** Opening EXTRACTED MATERIAL block **

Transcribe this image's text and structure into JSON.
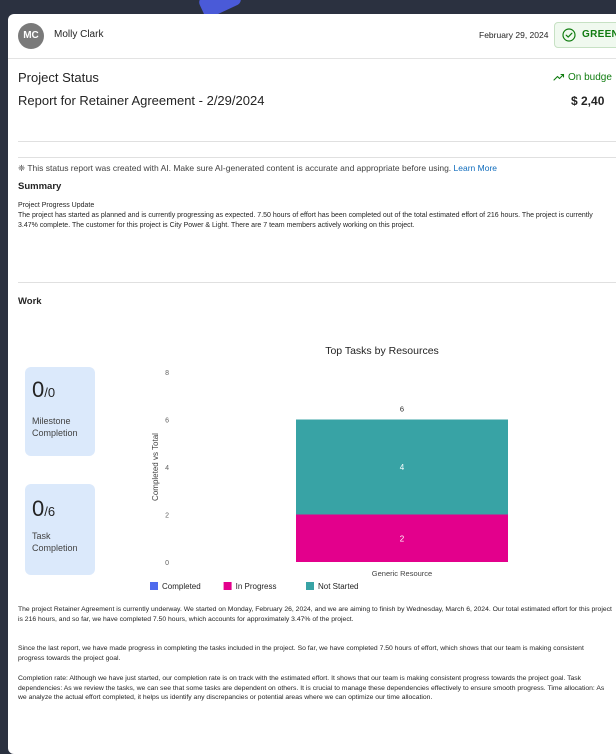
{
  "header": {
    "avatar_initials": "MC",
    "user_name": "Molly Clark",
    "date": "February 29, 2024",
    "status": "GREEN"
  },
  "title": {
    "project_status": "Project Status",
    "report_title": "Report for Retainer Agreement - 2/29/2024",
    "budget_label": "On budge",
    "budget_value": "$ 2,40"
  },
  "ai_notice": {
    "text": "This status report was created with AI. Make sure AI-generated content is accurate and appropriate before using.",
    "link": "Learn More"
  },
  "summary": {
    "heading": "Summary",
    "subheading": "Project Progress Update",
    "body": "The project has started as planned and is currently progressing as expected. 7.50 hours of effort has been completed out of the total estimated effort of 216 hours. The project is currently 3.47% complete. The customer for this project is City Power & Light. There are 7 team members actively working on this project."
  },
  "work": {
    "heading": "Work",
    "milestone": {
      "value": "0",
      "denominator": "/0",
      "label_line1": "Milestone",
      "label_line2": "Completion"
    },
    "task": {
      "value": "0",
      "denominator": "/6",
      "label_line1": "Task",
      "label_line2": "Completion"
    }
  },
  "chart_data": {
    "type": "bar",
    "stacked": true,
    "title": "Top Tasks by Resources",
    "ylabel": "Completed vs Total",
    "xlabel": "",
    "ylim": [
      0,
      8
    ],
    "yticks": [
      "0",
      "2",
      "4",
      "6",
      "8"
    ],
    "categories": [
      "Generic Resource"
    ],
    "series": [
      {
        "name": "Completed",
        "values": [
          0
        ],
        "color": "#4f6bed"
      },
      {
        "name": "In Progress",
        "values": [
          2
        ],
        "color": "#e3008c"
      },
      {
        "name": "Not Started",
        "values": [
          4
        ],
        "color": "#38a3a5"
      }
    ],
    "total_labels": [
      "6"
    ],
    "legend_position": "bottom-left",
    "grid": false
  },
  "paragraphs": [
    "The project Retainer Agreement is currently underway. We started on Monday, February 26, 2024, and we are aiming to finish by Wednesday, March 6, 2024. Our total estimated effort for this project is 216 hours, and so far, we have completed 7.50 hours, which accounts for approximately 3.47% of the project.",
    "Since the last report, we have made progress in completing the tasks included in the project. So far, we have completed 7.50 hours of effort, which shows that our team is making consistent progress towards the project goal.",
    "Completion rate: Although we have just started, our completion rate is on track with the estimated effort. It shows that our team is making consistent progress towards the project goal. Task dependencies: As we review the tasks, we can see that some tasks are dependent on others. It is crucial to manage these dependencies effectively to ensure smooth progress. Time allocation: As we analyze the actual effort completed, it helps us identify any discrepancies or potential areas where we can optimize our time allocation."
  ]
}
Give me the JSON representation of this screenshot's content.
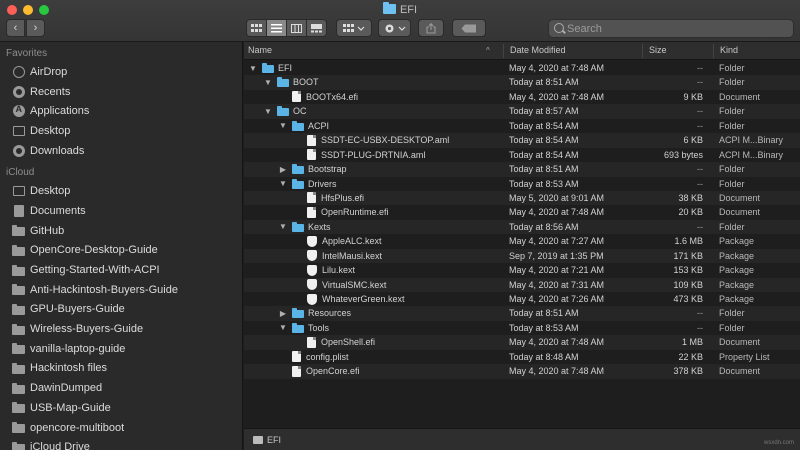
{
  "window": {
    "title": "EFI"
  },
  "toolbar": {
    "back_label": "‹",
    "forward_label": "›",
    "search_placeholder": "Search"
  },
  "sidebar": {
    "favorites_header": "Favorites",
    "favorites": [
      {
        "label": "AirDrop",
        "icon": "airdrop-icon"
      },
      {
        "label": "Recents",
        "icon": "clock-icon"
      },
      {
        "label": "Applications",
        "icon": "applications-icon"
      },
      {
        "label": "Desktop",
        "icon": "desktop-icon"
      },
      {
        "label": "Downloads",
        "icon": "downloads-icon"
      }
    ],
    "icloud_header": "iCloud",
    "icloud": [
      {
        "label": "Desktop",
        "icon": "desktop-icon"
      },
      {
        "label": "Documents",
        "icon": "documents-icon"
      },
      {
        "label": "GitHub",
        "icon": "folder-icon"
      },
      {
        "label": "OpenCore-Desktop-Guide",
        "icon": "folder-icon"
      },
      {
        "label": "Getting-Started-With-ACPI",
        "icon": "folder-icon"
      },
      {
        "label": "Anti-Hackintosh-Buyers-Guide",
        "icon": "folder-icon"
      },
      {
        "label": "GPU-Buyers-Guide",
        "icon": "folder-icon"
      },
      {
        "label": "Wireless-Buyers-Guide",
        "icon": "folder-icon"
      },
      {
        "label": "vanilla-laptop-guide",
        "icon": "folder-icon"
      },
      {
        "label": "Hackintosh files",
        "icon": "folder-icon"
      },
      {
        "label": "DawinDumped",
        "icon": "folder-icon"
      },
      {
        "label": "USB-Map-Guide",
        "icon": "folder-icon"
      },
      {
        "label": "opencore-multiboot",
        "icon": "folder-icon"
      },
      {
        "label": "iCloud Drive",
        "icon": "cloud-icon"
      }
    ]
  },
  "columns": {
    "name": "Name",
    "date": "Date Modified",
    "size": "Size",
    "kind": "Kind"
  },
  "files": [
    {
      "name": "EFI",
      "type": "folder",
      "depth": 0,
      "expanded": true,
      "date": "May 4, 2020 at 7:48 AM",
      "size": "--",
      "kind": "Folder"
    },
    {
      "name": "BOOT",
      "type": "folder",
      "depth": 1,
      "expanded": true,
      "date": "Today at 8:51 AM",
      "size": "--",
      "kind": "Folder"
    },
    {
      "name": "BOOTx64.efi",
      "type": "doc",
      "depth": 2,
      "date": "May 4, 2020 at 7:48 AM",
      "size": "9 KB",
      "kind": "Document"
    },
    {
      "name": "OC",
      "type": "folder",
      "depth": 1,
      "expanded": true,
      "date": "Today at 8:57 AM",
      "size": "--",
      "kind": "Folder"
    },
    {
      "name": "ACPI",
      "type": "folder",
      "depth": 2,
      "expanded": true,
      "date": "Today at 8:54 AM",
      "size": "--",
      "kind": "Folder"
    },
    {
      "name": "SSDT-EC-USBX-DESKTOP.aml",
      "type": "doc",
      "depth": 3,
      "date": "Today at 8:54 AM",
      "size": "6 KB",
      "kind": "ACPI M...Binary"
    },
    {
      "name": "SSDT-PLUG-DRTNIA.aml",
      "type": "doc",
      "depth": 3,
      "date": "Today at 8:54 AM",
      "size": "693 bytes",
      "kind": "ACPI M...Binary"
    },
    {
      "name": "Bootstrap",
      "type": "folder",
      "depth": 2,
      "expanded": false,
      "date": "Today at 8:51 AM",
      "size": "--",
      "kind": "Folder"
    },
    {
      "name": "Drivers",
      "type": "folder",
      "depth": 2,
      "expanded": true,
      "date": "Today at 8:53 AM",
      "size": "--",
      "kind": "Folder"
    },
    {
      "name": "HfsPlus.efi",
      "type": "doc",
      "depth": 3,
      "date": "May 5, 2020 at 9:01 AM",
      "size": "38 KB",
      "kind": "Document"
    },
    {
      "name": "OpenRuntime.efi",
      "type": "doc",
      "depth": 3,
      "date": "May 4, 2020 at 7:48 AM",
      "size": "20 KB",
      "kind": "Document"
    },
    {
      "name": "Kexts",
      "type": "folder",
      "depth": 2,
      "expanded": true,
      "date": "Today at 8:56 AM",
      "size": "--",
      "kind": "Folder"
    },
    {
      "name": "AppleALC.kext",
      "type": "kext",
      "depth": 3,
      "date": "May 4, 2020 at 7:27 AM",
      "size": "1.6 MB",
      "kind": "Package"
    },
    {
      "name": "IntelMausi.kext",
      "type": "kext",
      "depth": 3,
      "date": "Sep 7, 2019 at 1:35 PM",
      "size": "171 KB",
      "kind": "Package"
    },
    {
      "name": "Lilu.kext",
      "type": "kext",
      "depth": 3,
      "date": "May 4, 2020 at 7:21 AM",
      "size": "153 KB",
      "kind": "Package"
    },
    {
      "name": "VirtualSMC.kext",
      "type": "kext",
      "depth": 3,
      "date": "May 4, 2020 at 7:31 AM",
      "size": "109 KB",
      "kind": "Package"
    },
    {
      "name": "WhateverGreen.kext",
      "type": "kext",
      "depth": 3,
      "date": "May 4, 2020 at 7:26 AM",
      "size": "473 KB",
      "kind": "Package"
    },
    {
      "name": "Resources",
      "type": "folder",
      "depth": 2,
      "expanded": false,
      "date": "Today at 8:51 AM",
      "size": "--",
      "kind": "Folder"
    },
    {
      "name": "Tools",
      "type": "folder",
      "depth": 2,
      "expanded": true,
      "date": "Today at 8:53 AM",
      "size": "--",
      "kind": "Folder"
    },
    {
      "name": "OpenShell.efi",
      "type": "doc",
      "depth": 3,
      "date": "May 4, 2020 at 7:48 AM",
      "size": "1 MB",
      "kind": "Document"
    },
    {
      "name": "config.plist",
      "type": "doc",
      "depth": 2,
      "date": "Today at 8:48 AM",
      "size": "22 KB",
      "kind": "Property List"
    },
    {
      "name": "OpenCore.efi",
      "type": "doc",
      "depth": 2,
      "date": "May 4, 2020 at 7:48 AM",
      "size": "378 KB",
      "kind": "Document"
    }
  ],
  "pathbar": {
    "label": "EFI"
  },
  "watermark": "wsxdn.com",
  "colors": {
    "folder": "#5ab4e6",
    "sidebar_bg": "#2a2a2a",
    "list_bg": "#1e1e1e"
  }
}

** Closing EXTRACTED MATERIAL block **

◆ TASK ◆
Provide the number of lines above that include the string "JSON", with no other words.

◆ TASK RESULT ◆
2